STEPHEN RATCLIFFE said...

Tom,

Ah yes, "maybe with dawn's early light there will come a thought." And then again, "the nonstop bombardment of Meg commercials") notwithstanding, maybe not. . . .


9.12

grey whiteness of fog against invisible
top of ridge, green of leaves on branch
in foreground, wave sounding in channel

curved surface, that portion
between points measured

per second, simple as number
of periods, assume that

grey-white fog against invisible ridge,
circular green pine on tip of sandspit

billymills said...

The amazing thing is the resiliance; people went on getting married, raising families to the best of their ability. The genetic imperative in full flow.

TC said...

Billy,

True, and a reminder that though children may represent mouths to be fed, they also represent hands and arms and backs to lift and bend on the farm.

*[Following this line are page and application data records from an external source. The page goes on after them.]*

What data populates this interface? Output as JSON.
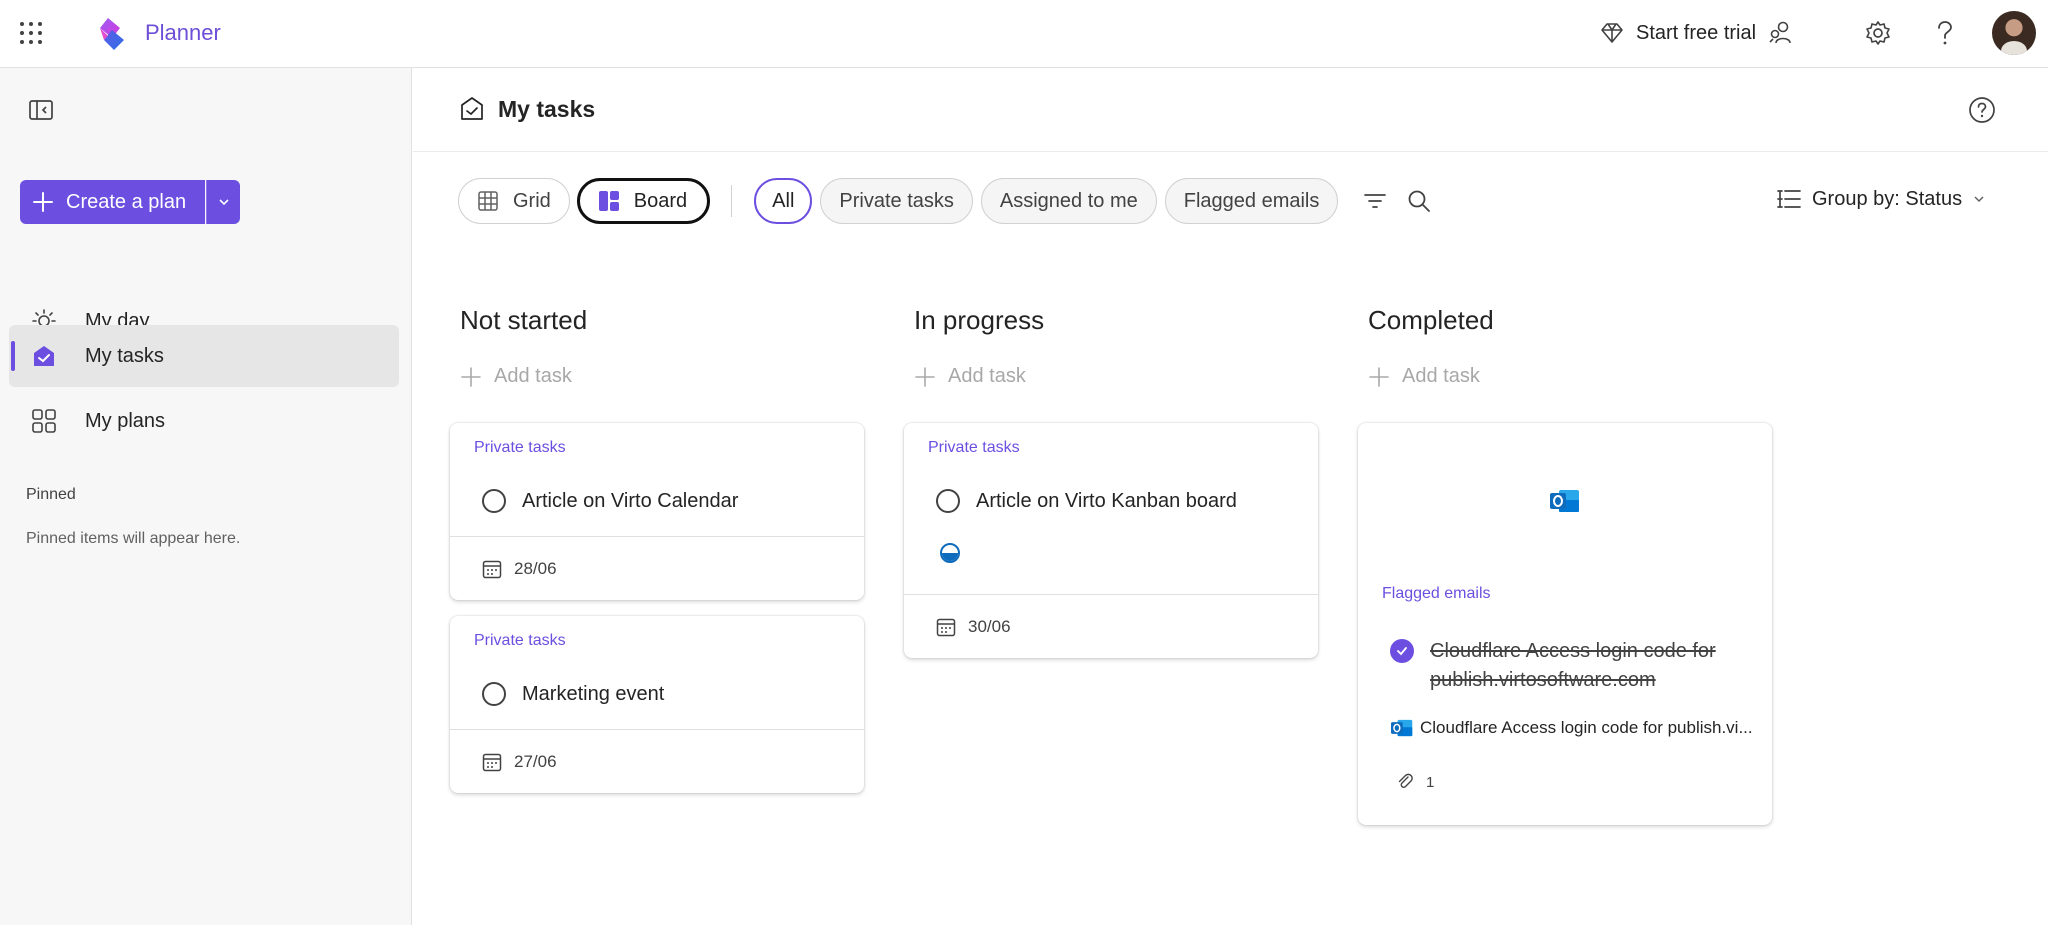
{
  "app": {
    "name": "Planner",
    "trial_label": "Start free trial"
  },
  "colors": {
    "accent": "#6c4fe0",
    "outlook_blue": "#0f6cbd"
  },
  "icons": {
    "waffle": "app-launcher-icon",
    "trial": "diamond-icon",
    "share": "people-share-icon",
    "settings": "gear-icon",
    "help": "question-icon"
  },
  "sidebar": {
    "create_label": "Create a plan",
    "items": [
      {
        "label": "My day",
        "icon": "sun-icon"
      },
      {
        "label": "My tasks",
        "icon": "tasks-icon",
        "active": true
      },
      {
        "label": "My plans",
        "icon": "grid-icon"
      }
    ],
    "pinned_title": "Pinned",
    "pinned_empty": "Pinned items will appear here."
  },
  "page": {
    "title": "My tasks"
  },
  "toolbar": {
    "views": [
      {
        "label": "Grid",
        "selected": false
      },
      {
        "label": "Board",
        "selected": true
      }
    ],
    "filters": [
      {
        "label": "All",
        "selected": true
      },
      {
        "label": "Private tasks",
        "selected": false
      },
      {
        "label": "Assigned to me",
        "selected": false
      },
      {
        "label": "Flagged emails",
        "selected": false
      }
    ],
    "group_by": "Group by: Status"
  },
  "board": {
    "add_task_label": "Add task",
    "columns": [
      {
        "title": "Not started",
        "cards": [
          {
            "plan": "Private tasks",
            "task": "Article on Virto Calendar",
            "date": "28/06"
          },
          {
            "plan": "Private tasks",
            "task": "Marketing event",
            "date": "27/06"
          }
        ]
      },
      {
        "title": "In progress",
        "cards": [
          {
            "plan": "Private tasks",
            "task": "Article on Virto Kanban board",
            "date": "30/06",
            "progress": "in progress"
          }
        ]
      },
      {
        "title": "Completed",
        "cards": [
          {
            "plan": "Flagged emails",
            "task": "Cloudflare Access login code for publish.virtosoftware.com",
            "email_subject": "Cloudflare Access login code for publish.vi...",
            "attachments": "1"
          }
        ]
      }
    ]
  }
}
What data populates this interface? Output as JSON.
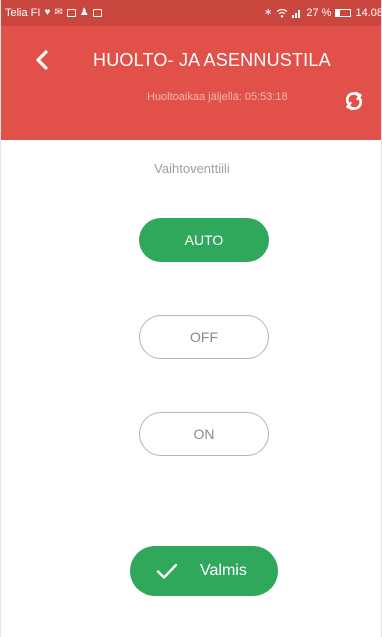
{
  "status_bar": {
    "carrier": "Telia FI",
    "signal_percent": "27 %",
    "time": "14.08",
    "notification_icons": [
      "heart-icon",
      "mail-icon",
      "facebook-icon",
      "person-icon",
      "image-icon"
    ],
    "system_icons": [
      "bluetooth-icon",
      "wifi-icon",
      "signal-icon",
      "battery-icon"
    ]
  },
  "header": {
    "title": "HUOLTO- JA ASENNUSTILA",
    "subtitle": "Huoltoaikaa jäljellä: 05:53:18",
    "colors": {
      "background": "#e15149",
      "status_bar": "#c9473f",
      "subtitle_text": "#f4b4af"
    }
  },
  "main": {
    "section_label": "Vaihtoventtiili",
    "options": [
      {
        "label": "AUTO",
        "selected": true
      },
      {
        "label": "OFF",
        "selected": false
      },
      {
        "label": "ON",
        "selected": false
      }
    ],
    "done_label": "Valmis",
    "colors": {
      "accent_green": "#2fa85c",
      "outline_gray": "#b5b5b5"
    }
  }
}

In rural poverty, there is always the factor of "the survival calculus of the poor".

Arkansas 1935, Ireland 1842, or Bangladesh anytime...

"Without resources to secure their future, people can rely only on their own families. Thus, when poor parents have lots of children, they are making a rational calculus for survival. High birth rates reflect people's defensive reaction against enforced poverty."

Peter Rosset discusses this in World Hunger.

The strategy behind the New Deal programs was to put all those population numbers to work.

But now...

Did America say give me your poor?
Yes for poor is the vitamin not stored
It goes out in the urine of all endeavor.
So poor came in long black flea coats
and bulgarian hats
spies and bombers
and she made five rich while flies covered the rest
who were suppressed or murdered
or out-bred their own demise.

E. Dorn, "Prayers for the People of the World", from The Newly Fallen, 1961

~otto~ said...

Amazing photos. Time travel. And nelygot.

TC said...

Otto,

Totally nelyglot. I feel like I can turn around and be right back in the Ozarks.

First visiting there c. 1950, I was curious to find everyone had all their "major appliances" (washing machine, icebox if they had one) out on the front porch.

This seems less strange to me now.

(Bewildered quest for a roof over our bowed heads at this moment... another surgery day in the USA... )